–            We endeavor through the community program to penetrate community life, so that any event requiring intervention for the social development of target groups, we can employ psychology, education, and economics to stimulate and mobilize activities and programs for maximum effectiveness.
 
 
 
 
How important is it to involve parents in your work?
–            Naba’a applies a holistic approach in its strategy and program implementation by targeting several groups such as children aged 0-18, parents, teachers and the community as a whole, as well as NGOs and governmental agencies. We work in an integrated way, involving a wide range of individuals and organizations within the community to build a shared approach to achieving our vision, mission and aims. Through our programs and interventions, we recognized that children are more likely to succeed socially, psychologically and academically as opposed to engagement in violent behavior if their families are involved in their education.
–            Implementing activities with parents, gives them opportunity to bridge the gap with their children.
–            It will enhance the trust among them and promote positive parenting in dealing with the problems of their children and adolescents.
–            Finally, working with the children without engaging their parents or community will lead to very little positive change because most of the children’s time is spent with their parents and within the community.
 
Tell us about the success and the challenges of your work.
The main success and impact outlined in terms of achievements, quality and diversity of programs.
–            We have seen a lot of growth in terms of covering more children and communities through our program and initiatives.
–            We are proud of the quick response by Naba’a to the emergency situation created by faced refugee displacement from Syria to Lebanon.
–            Naba’a is certified by Core Humanitarian Standards with regards to the accountability and quality of services.
–            Naba’a is Leading a Child Rights Network “Manara” in 9 Arab Countries in the region.
–            During the past year We reached 18150 children, 9800 young people, 5900 parents and 2750 women through our programs during 2015 till mid of 2016. To ensure our projects deliver a sustainable impact on the lives of the most marginalized groups, Naba’a works not only directly with children but also strengthens the capacity of those influencing their lives. We enable parents and caregivers, teachers, social workers, and local authorities to fulfill their responsibilities towards children, positively interact with them and give them the support they need to develop their full potential. In 2015, 18300 adults participated in awareness-raising activities, workshops on child rights, positive parenting, child protection, reproductive health, conflict transformation, youth led initiatives, children participation, importance of education for children and young persons, child rights governance and complaint mechanisms.

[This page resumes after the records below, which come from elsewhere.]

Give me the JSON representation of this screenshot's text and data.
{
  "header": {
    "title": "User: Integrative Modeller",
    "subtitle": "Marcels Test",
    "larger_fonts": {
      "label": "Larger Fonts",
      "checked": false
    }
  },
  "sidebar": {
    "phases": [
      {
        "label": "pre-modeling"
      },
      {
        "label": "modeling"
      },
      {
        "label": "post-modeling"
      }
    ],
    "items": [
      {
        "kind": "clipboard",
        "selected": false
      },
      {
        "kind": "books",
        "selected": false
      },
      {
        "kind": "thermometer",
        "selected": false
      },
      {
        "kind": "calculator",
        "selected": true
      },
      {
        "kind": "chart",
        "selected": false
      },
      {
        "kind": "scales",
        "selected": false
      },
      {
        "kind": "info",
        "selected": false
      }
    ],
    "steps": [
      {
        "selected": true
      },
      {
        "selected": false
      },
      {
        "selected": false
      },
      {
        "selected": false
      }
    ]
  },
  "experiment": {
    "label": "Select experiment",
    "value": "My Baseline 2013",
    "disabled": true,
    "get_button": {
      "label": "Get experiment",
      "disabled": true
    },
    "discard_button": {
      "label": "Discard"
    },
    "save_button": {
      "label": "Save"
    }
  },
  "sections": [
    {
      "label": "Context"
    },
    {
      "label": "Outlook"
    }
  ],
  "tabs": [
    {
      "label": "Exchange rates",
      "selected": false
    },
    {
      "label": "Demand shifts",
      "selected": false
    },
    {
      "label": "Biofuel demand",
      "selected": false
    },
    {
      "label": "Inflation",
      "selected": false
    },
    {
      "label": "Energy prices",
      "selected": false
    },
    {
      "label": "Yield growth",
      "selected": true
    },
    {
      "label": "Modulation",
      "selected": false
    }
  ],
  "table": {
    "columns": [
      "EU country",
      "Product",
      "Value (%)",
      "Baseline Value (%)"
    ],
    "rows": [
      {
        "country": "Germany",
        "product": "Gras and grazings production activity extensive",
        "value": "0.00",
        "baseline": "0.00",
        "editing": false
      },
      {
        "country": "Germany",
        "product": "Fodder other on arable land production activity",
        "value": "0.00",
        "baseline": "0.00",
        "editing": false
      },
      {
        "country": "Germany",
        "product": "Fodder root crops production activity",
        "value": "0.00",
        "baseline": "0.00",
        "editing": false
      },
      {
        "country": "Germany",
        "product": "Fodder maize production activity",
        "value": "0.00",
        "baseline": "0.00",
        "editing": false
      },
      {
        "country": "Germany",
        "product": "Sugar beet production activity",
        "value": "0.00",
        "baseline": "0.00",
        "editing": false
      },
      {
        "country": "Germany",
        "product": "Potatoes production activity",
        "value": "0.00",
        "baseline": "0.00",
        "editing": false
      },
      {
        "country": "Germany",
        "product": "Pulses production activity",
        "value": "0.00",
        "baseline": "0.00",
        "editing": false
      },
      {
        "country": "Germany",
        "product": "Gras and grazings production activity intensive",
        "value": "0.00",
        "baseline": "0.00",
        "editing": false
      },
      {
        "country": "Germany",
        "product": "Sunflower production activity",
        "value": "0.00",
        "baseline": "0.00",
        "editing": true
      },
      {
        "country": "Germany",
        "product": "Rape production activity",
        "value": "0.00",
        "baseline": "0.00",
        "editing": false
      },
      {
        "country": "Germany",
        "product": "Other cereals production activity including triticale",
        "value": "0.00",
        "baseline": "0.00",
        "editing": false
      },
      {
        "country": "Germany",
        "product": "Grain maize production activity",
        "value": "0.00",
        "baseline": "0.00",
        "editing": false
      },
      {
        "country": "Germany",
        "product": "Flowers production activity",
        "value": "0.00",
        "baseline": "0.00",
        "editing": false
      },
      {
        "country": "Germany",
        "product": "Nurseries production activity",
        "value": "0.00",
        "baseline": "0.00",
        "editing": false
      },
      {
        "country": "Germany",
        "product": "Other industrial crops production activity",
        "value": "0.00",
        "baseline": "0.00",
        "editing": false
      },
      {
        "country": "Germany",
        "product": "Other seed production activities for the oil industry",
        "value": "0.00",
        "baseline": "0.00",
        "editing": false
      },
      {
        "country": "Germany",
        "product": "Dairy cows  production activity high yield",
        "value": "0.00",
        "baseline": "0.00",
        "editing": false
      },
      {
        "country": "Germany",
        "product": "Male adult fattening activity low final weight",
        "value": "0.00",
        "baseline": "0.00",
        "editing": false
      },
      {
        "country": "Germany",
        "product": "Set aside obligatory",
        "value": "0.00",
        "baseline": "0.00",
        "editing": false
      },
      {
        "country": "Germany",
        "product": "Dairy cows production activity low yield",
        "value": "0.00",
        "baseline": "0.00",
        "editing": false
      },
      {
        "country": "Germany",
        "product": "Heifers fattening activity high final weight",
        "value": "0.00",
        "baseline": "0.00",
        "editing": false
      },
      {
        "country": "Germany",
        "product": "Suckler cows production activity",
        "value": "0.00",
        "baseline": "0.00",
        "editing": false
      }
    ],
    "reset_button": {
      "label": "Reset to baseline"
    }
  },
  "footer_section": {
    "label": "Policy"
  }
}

Challenges;
–            The unstable security situation in Lebanon and in the refugee locations.
–            Limited funds which prevent implementation of long term projects, so you it is difficult sometimes to measure the impact of our intervention.

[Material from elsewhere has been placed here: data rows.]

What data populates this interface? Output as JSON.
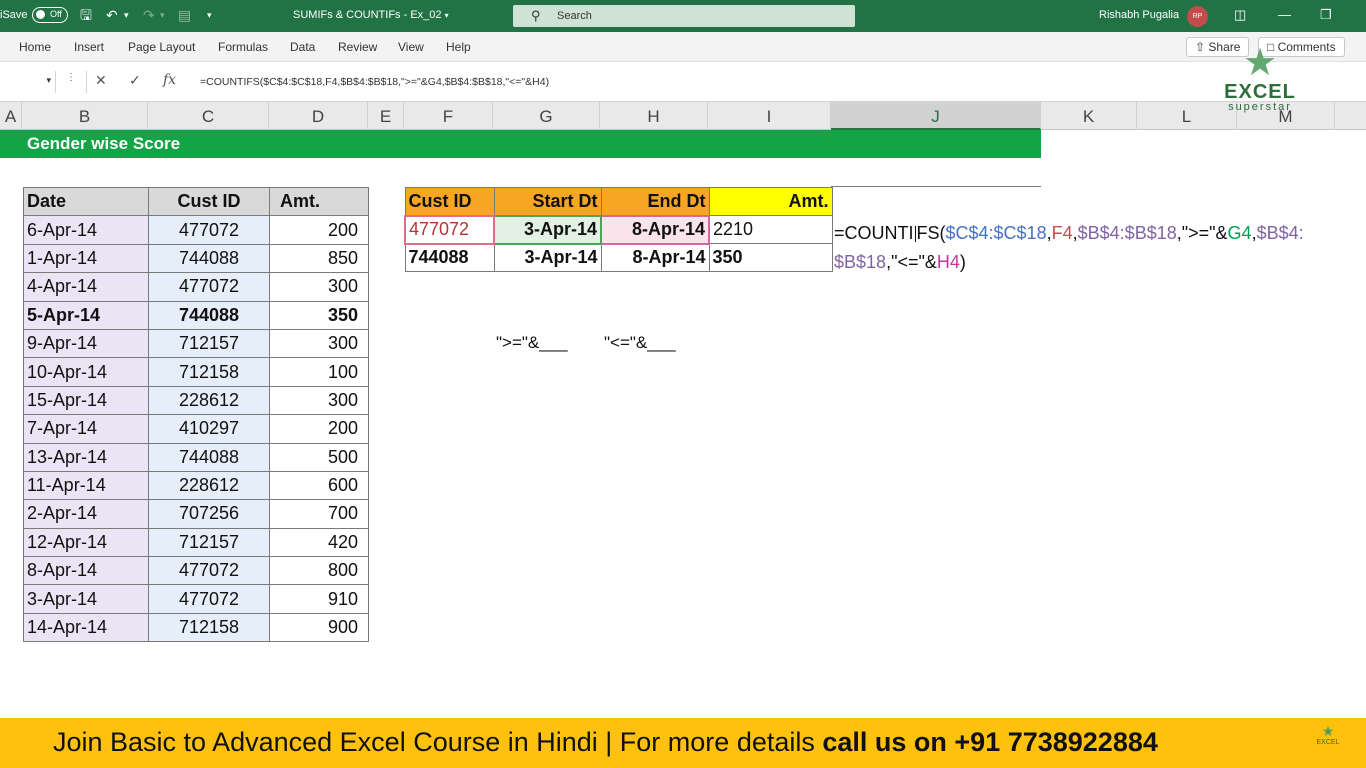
{
  "titlebar": {
    "autosave": "iSave",
    "toggle": "Off",
    "doc_title": "SUMIFs & COUNTIFs - Ex_02",
    "search_placeholder": "Search",
    "user": "Rishabh Pugalia",
    "avatar": "RP"
  },
  "ribbon": {
    "tabs": [
      "Home",
      "Insert",
      "Page Layout",
      "Formulas",
      "Data",
      "Review",
      "View",
      "Help"
    ],
    "share": "Share",
    "comments": "Comments"
  },
  "formula_bar": {
    "formula": "=COUNTIFS($C$4:$C$18,F4,$B$4:$B$18,\">=\"&G4,$B$4:$B$18,\"<=\"&H4)"
  },
  "columns": [
    "A",
    "B",
    "C",
    "D",
    "E",
    "F",
    "G",
    "H",
    "I",
    "J",
    "K",
    "L",
    "M"
  ],
  "sheet": {
    "banner": "Gender wise Score",
    "data_table": {
      "headers": [
        "Date",
        "Cust ID",
        "Amt."
      ],
      "rows": [
        [
          "6-Apr-14",
          "477072",
          "200"
        ],
        [
          "1-Apr-14",
          "744088",
          "850"
        ],
        [
          "4-Apr-14",
          "477072",
          "300"
        ],
        [
          "5-Apr-14",
          "744088",
          "350"
        ],
        [
          "9-Apr-14",
          "712157",
          "300"
        ],
        [
          "10-Apr-14",
          "712158",
          "100"
        ],
        [
          "15-Apr-14",
          "228612",
          "300"
        ],
        [
          "7-Apr-14",
          "410297",
          "200"
        ],
        [
          "13-Apr-14",
          "744088",
          "500"
        ],
        [
          "11-Apr-14",
          "228612",
          "600"
        ],
        [
          "2-Apr-14",
          "707256",
          "700"
        ],
        [
          "12-Apr-14",
          "712157",
          "420"
        ],
        [
          "8-Apr-14",
          "477072",
          "800"
        ],
        [
          "3-Apr-14",
          "477072",
          "910"
        ],
        [
          "14-Apr-14",
          "712158",
          "900"
        ]
      ]
    },
    "criteria_table": {
      "headers": [
        "Cust ID",
        "Start Dt",
        "End Dt",
        "Amt."
      ],
      "rows": [
        [
          "477072",
          "3-Apr-14",
          "8-Apr-14",
          "2210"
        ],
        [
          "744088",
          "3-Apr-14",
          "8-Apr-14",
          "350"
        ]
      ]
    },
    "formula_parts": {
      "p1": "=COUNTI",
      "p2": "FS(",
      "c_range": "$C$4:$C$18",
      "comma1": ",",
      "f_ref": "F4",
      "comma2": ",",
      "b_range1": "$B$4:$B$18",
      "gte": ",\">=\"&",
      "g_ref": "G4",
      "comma3": ",",
      "b_range2a": "$B$4:",
      "b_range2b": "$B$18",
      "lte": ",\"<=\"&",
      "h_ref": "H4",
      "close": ")"
    },
    "note_gte": "\">=\"&___",
    "note_lte": "\"<=\"&___"
  },
  "logo": {
    "excel": "EXCEL",
    "superstar": "superstar"
  },
  "footer": {
    "text": "Join Basic to Advanced Excel Course in Hindi | For more details ",
    "bold": "call us on +91 7738922884",
    "minilogo": "EXCEL"
  },
  "colors": {
    "excel_green": "#217346",
    "banner_green": "#14a447",
    "footer_yellow": "#fec10e",
    "header_orange": "#f6a623",
    "header_yellow": "#ffff00"
  }
}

–            The Number of the international NGOs, who pay higher salaries than LNGOs, thereby resulting regular staff turnovers.
 
What is your dream for the future of Lebanese children?
For the future of Lebanese children, we have a lot of dreams or suggestions;
–            The law of “Education is obligatory for all” is activated and practiced in all Lebanese areas and locations
–            The most marginalized and impoverished children are protected from being abused by others.
–            The most marginalized children are protected from risky behaviour such as drugs, etc…
–            All work on the well being of the children living in very poor areas and being neglected.